» ACTIVITY
Set down each line of the data below exactly as it stands, dropping the pictures.
· · · ·
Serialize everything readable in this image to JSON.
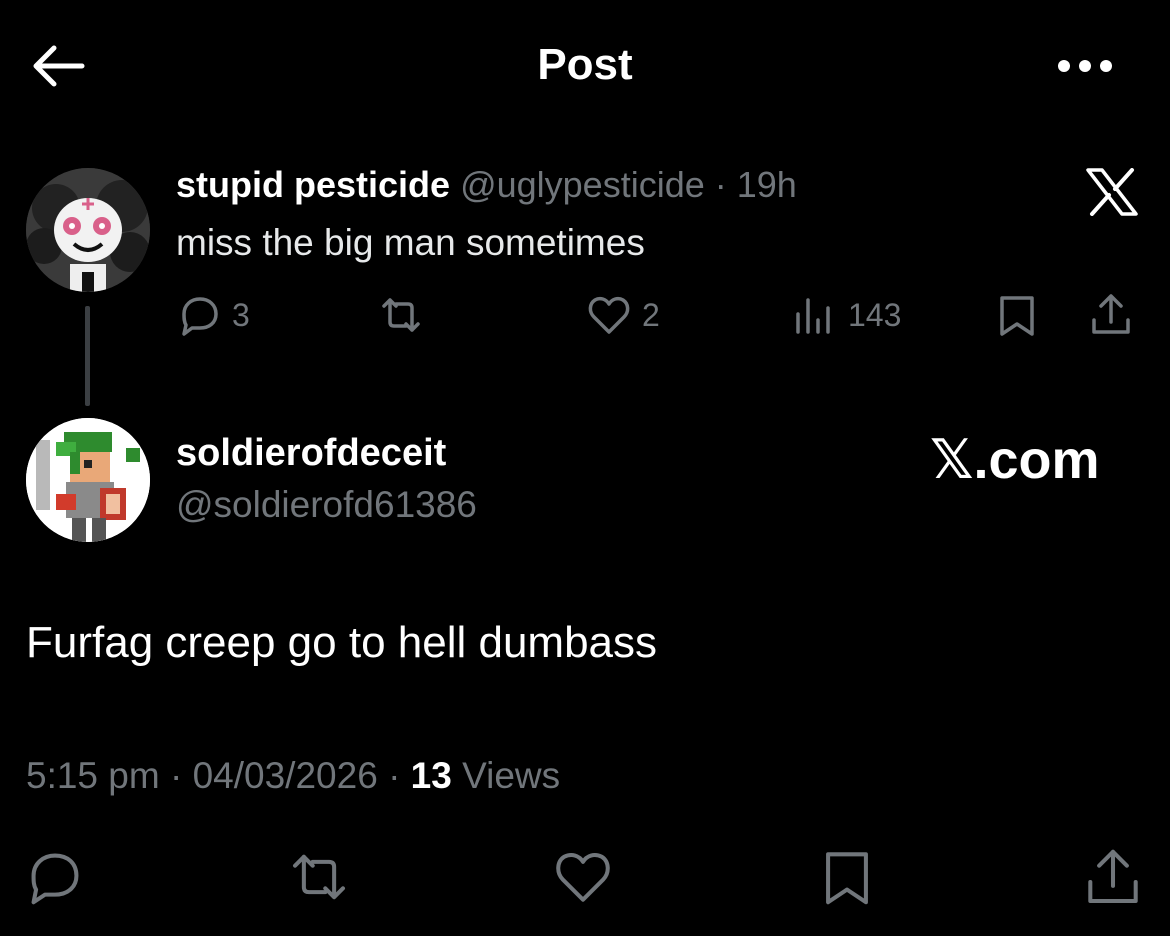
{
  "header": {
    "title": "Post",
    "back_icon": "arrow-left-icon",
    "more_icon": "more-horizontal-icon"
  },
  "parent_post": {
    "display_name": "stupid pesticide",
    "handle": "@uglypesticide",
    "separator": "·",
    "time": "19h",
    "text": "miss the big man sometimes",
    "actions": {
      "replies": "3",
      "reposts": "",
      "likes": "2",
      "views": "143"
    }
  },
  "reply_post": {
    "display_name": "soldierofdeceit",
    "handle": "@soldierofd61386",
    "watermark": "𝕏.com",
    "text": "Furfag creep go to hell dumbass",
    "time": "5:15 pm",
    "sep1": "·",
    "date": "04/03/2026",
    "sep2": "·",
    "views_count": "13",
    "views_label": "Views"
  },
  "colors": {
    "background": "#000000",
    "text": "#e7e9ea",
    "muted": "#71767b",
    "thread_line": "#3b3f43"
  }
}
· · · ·
» EXERCISE ANSWER
Serialize everything readable in this image to JSON.
{
  "header": {
    "title": "Post",
    "back_icon": "arrow-left-icon",
    "more_icon": "more-horizontal-icon"
  },
  "parent_post": {
    "display_name": "stupid pesticide",
    "handle": "@uglypesticide",
    "separator": "·",
    "time": "19h",
    "text": "miss the big man sometimes",
    "actions": {
      "replies": "3",
      "reposts": "",
      "likes": "2",
      "views": "143"
    }
  },
  "reply_post": {
    "display_name": "soldierofdeceit",
    "handle": "@soldierofd61386",
    "watermark": "𝕏.com",
    "text": "Furfag creep go to hell dumbass",
    "time": "5:15 pm",
    "sep1": "·",
    "date": "04/03/2026",
    "sep2": "·",
    "views_count": "13",
    "views_label": "Views"
  },
  "colors": {
    "background": "#000000",
    "text": "#e7e9ea",
    "muted": "#71767b",
    "thread_line": "#3b3f43"
  }
}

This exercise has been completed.